Anyway, I went in to work with Blain one day to help him edit down some tapes that he had gotten back. It was depressing. Five takes of a scene in a diner. The waiter took their order five goddamned times. And it was still as interesting as watching one dog sniff another one’s ass; that is to say, maybe I’ll watch it go on if I’m outside on a sunny day, but there’s no way I’m sitting through commercials to see what happens next. Four hours of these douchebags walking around and talking about things. What were they talking about? Getting tail, mostly, because that’s the point of the show. But other than that, nothing. No politics, no education, no books. In hindsight, it may have been even more depressing to have to watch those guys make attempts at intellectual conversation. Still, it would have been nice to seem them at least pay respect to the fact that higher pursuits exist.
That’s the problem with reality television. It’s too real. It’s boring. Know why I would never allow someone to make a reality show out of my life? Because I would be running the risk of realizing that my life is as boring as everyone else’s. What if my life to a soundtrack is nothing more than random music played over some meaningless mundanity, and not even mundanity for art’s sake but just plain-Jane mundanity? Everyone who submits themselves to being filmed in reality television runs the risk of discovering their inherent normalcy, and that’s as scary as anything, because once you get packed into a snowball, you can’t go back to being a snowflake.

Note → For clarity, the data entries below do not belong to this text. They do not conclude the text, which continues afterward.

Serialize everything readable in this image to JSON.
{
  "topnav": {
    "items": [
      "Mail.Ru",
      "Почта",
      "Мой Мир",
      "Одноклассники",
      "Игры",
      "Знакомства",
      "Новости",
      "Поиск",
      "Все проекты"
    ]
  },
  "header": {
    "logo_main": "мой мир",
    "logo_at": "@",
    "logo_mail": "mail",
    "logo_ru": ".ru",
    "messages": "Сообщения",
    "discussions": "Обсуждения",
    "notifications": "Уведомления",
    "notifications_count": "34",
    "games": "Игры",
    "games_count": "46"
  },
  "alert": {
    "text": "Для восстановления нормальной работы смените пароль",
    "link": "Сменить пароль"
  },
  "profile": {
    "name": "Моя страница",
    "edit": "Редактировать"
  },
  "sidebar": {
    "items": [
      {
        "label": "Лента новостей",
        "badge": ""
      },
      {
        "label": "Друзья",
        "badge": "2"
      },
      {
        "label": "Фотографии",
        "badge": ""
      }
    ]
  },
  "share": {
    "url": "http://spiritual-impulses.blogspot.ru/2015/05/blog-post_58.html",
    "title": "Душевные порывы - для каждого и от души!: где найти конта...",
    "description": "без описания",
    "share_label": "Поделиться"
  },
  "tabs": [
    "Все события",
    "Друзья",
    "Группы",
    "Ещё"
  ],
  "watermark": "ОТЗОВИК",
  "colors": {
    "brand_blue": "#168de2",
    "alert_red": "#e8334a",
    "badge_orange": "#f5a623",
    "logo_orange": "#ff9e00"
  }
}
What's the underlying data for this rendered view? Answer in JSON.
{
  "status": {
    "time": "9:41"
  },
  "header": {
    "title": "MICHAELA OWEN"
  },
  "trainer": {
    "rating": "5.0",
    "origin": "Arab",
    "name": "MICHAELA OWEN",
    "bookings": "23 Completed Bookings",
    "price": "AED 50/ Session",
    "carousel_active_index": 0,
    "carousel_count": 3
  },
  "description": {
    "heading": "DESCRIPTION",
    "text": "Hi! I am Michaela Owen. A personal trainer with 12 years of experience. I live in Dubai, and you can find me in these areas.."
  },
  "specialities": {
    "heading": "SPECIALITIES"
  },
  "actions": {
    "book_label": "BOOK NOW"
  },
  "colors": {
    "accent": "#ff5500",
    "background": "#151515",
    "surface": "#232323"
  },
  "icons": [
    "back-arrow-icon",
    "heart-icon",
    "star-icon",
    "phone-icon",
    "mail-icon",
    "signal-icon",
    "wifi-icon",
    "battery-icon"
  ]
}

I would rather have someone write my story. Let someone take some artistic license with it. None of this who-stole-my-peanut-butter? drivel. Even the Tom Hanks story would suck on reality television. I would wake up from the crash, either with a broken nose from the steering wheel or two searing eyefuls of chemicals from the airbag, dripping blood and sniveling like a little girl (let’s just assume that the cameraman lives), crawl out of my mangled car, probably puke at the sight of the dead crook, curl up on the ground, and wait for the police to come. Then I would have to put up with at least a cursory homicide investigation, even though no jury would ever convict me. Afterward I would have to live with the thought that I killed a man, even if it was in self-defense. It’s a far cry from ripping off a snappy tagline and cutting to a swank restaurant scene with a beautiful lady. That’s why I want to be in a movie. It’s easy. Pain is painted on, reality is suspended, three-minute training montages get me ready for the big fight, and everything turns out well in the end, with no regrets. Now that’s life.